Exercise requirements: Determine how many lines below hold the string "name". Reply with the number alone.

START Stored data

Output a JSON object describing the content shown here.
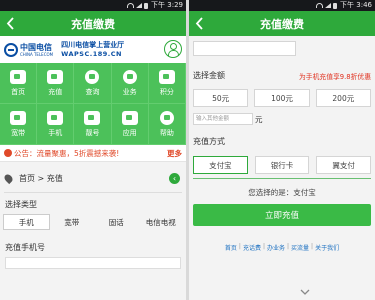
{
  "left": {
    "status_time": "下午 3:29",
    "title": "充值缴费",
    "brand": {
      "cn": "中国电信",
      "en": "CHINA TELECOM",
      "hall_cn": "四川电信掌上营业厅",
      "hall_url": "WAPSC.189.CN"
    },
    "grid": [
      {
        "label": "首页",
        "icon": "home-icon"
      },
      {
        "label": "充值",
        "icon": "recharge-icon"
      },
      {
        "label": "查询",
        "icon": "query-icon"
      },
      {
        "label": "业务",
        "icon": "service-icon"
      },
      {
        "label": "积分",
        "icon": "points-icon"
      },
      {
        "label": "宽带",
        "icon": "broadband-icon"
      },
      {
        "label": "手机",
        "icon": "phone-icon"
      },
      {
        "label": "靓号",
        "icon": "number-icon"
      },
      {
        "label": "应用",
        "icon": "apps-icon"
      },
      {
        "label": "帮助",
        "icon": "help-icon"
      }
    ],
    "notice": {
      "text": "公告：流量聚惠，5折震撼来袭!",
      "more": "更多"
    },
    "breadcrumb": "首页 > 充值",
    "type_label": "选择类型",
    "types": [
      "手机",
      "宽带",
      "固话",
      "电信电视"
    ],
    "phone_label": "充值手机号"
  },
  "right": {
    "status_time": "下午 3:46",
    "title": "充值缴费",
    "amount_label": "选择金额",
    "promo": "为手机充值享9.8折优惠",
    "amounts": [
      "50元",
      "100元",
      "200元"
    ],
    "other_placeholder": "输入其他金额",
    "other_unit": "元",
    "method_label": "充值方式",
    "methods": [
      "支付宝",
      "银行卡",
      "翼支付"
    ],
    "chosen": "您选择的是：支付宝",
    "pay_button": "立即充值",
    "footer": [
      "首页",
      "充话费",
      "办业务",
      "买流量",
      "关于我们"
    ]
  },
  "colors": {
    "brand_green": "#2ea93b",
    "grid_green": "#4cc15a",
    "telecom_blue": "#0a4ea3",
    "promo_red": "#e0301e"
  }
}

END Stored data
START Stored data

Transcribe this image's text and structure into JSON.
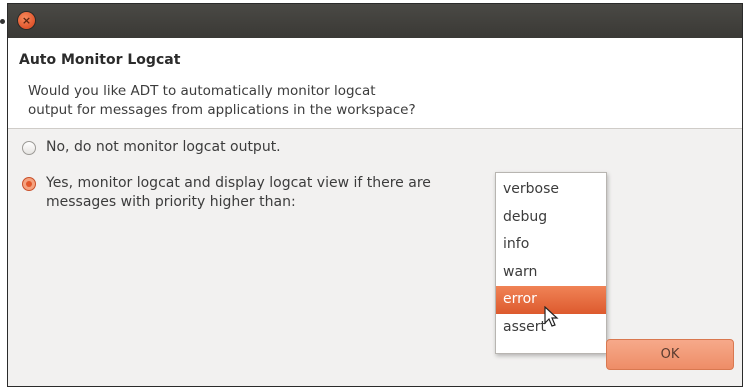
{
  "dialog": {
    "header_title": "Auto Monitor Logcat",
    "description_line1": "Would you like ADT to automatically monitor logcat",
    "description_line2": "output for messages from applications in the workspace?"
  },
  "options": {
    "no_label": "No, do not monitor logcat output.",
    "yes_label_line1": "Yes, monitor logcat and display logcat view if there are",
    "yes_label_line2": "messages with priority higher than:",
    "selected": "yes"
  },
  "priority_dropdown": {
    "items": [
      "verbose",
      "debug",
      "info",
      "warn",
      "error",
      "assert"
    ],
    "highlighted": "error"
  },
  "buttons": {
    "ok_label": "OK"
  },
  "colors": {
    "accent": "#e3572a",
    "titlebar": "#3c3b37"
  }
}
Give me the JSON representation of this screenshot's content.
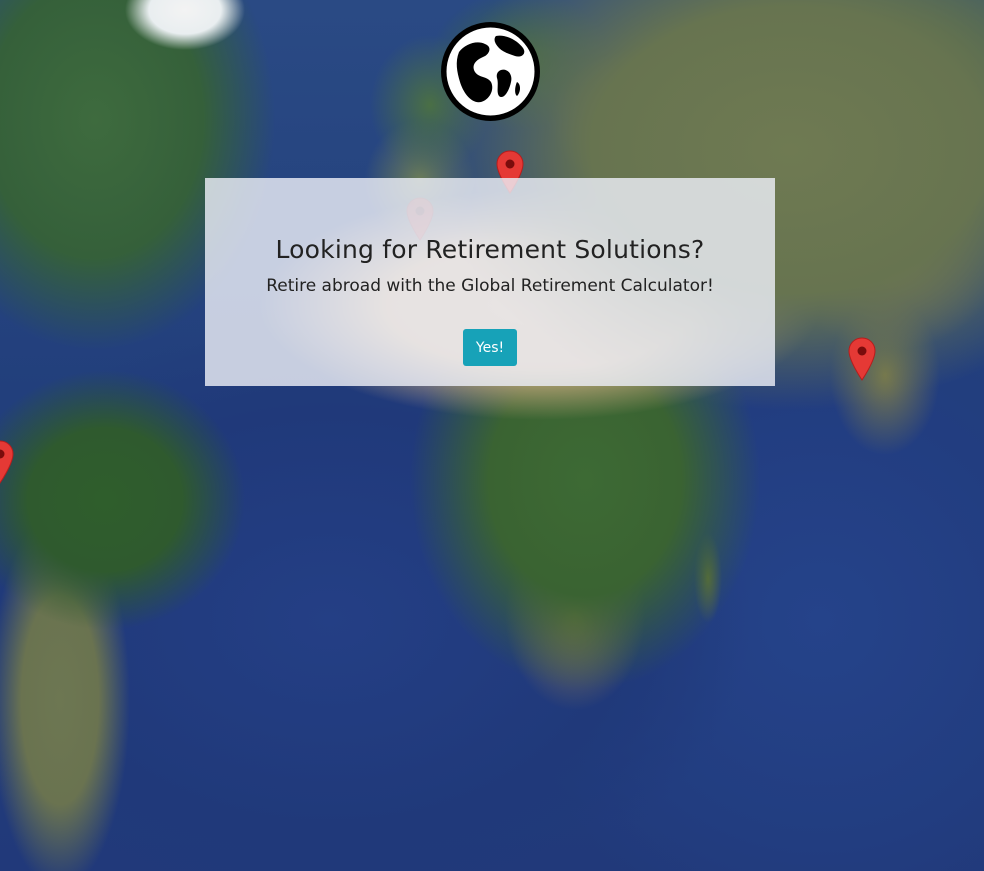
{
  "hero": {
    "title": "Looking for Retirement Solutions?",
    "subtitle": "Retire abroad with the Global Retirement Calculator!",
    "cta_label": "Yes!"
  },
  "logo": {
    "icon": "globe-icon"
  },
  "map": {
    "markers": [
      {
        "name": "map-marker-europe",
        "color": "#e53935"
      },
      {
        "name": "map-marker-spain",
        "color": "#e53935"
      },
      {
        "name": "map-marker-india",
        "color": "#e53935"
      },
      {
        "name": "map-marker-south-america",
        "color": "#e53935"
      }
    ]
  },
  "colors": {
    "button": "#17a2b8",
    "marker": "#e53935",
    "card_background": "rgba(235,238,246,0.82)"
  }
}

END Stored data

Written response: 4